Friday, April 30, 2010

The Humility of Gratitude

I had originally filled this space with a description of the emotional roller coaster I've been on these last eight months. It dawned on me upon reading it that it was more a stream of conscious processing than a palatable story of my journey. In its stead, I'd like to, simply, summarize what I have learned:

The truth shall set you free.

"Truth" is perceived as positive, but we often forget that sometimes truth can be painful to hear or difficult to face. We often will go to great lengths to protect ourselves from the truth, including lying to ourselves and destroying relationships by lying to the people we love the most as a result. Looking at truth in this light, can you see how it might impede our freedom? Refusing to deal with some truths face to face leaves behind a path of destruction and stunts our ability to seek out and experience healing and necessary growth. Insisting on believing a lie creates patterns that keep us from attaining our goals or finding true fulfillment in our lives.

I refused to believe many truths for many months (many years for that matter), and the healing I so desperately needed from the decisions of last year was minimized in my rational efforts to "move on". For the past couple of months, I have stood up against the tendency to make myself move on. I want to be free, and freedom is found only in facing - and dealing with - difficult truths. Only in coming to terms with truths about myself and truths about others can I extend the grace and forgiveness to myself and those who have hurt me. I feel, wholeheartedly, that forgiveness and grace is where my healing will actually come to fruition. But it is a process, and it requires time, intention, and commitment. There are no shortcuts, I realize that now.

So, guess what - I am still sad. Sometimes really, really sad. But my ability to breath it in, let it process, and breath it out has been instrumental in helping me to see the ways in which I am happy. Sometimes, really, really happy. I've stopped lying to myself (or at least I'm trying to) which means I'm painfully forced to take responsibility for my own actions. But there is a divine strength in my life that is allowing me to bear that burden and dripping hope back into my life a little more each day. I thought the truth would be unbearable, but I closed my eyes and jumped anyway. I don't know why I'm surprised that, while sad, it's tolerable and actually sometimes enlightening.

So, I am grateful for the pain.

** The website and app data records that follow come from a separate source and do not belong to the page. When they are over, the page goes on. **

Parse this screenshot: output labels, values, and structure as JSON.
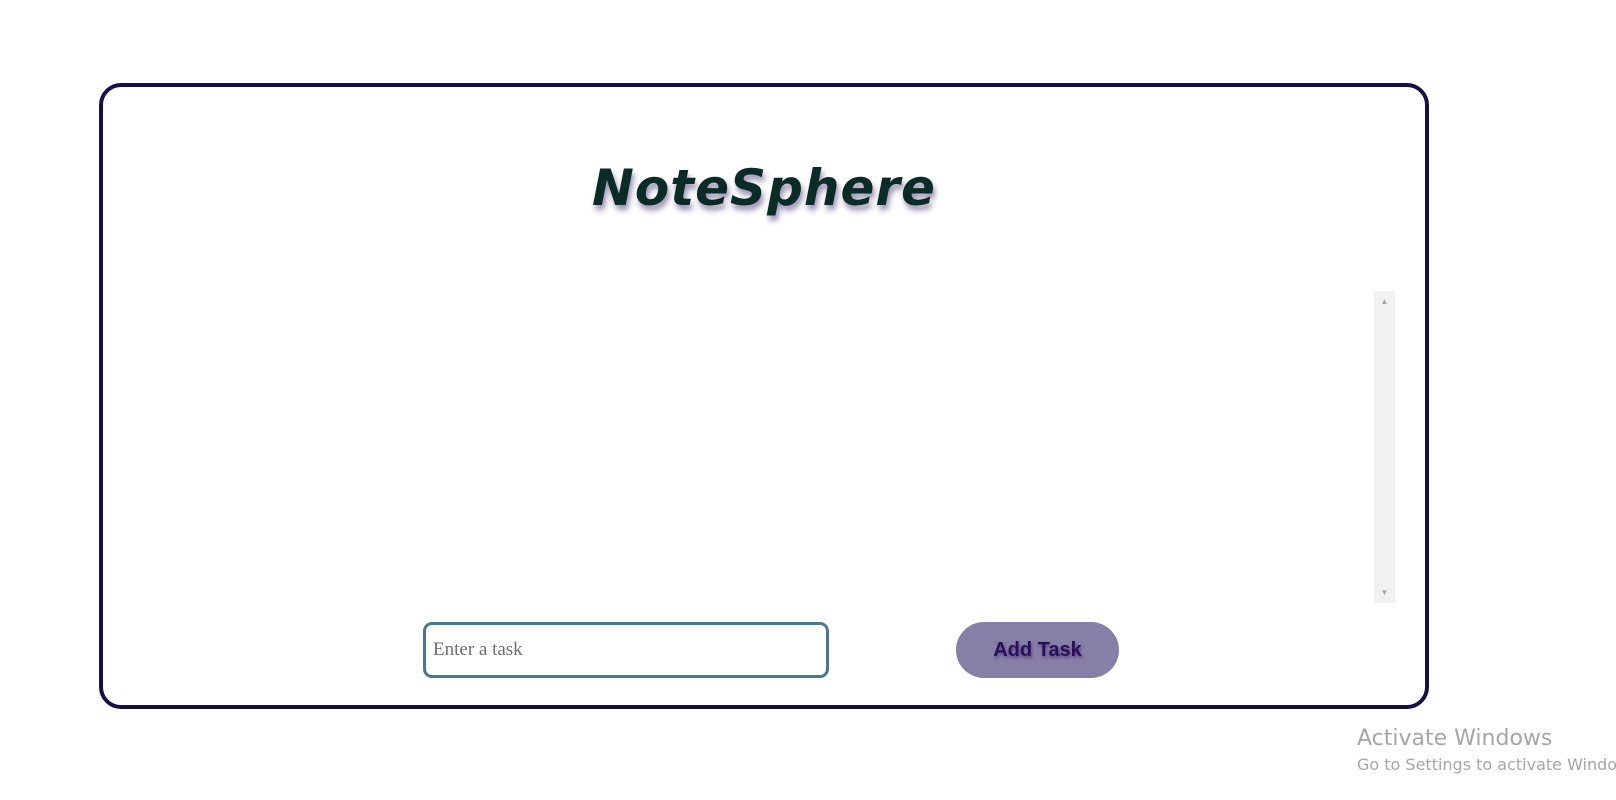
{
  "app": {
    "title": "NoteSphere"
  },
  "task_list": {
    "items": [],
    "scroll_up_icon": "triangle-up",
    "scroll_down_icon": "triangle-down"
  },
  "task_form": {
    "input_value": "",
    "input_placeholder": "Enter a task",
    "add_button_label": "Add Task"
  },
  "watermark": {
    "title": "Activate Windows",
    "subtitle": "Go to Settings to activate Windows."
  },
  "colors": {
    "card_border": "#15104a",
    "title_text": "#0b2b27",
    "input_border": "#4a7890",
    "button_background": "#8680a6",
    "button_text": "#2b0d5e"
  }
}
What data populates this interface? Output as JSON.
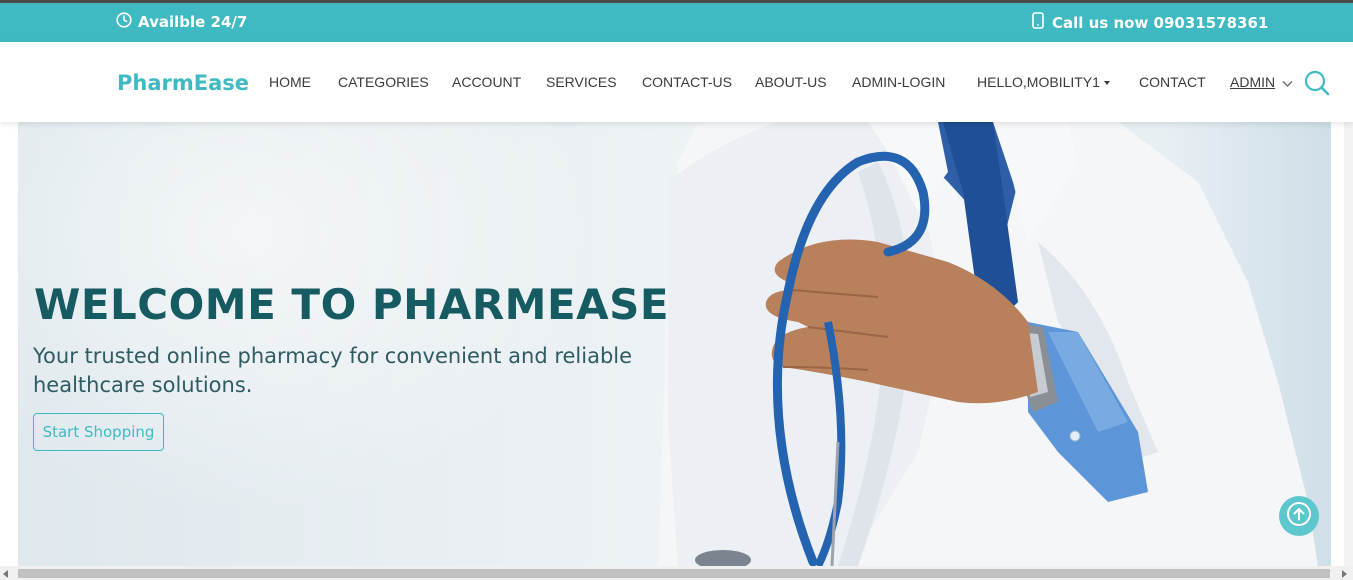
{
  "topbar": {
    "availability": "Availble 24/7",
    "availability_icon": "clock-icon",
    "call": "Call us now 09031578361",
    "call_icon": "phone-icon"
  },
  "brand": "PharmEase",
  "nav": {
    "items": [
      "HOME",
      "CATEGORIES",
      "ACCOUNT",
      "SERVICES",
      "CONTACT-US",
      "ABOUT-US",
      "ADMIN-LOGIN",
      "HELLO,MOBILITY1",
      "CONTACT",
      "ADMIN"
    ],
    "search_icon": "search-icon"
  },
  "hero": {
    "title": "WELCOME TO PHARMEASE",
    "subtitle": "Your trusted online pharmacy for convenient and reliable healthcare solutions.",
    "cta": "Start Shopping"
  },
  "colors": {
    "accent": "#3fbac2",
    "title": "#165a62"
  }
}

Do you hear that? Grateful. If I don't feel it I'm not learning anything. If I'm not introspective I'm not able to take the necessary time to pave the way to new relationships that are founded in truth and strengthened in honesty. Being aware of humility and gratitude in my tears is a very strange feeling, but proof every day that this Faith Experiment of mine is far from over.

Also, being grateful for sadness has made me more aware than ever of those times when I am happy. Just as I have brief moments of sorrow, I have found myself basking more and more in brief moments of acceptance (and sometimes even joy). I am blessed! With this mustard seed, hope, passion, and excitement are slowly being restored.

Tomorrow, I journey back to Africa (well, it was supposed to be today but that is another story). I head back to where I originally found the strength and closure I needed to move onto my life. This year I go in gratitude, seeking connection, community, and healing.

1 comment:

  1. I resonate with everything you say here, and am so glad (and proud) for your courage to say it in the moment it is taking place in you.
    Hooray for Amahoro and your part in it!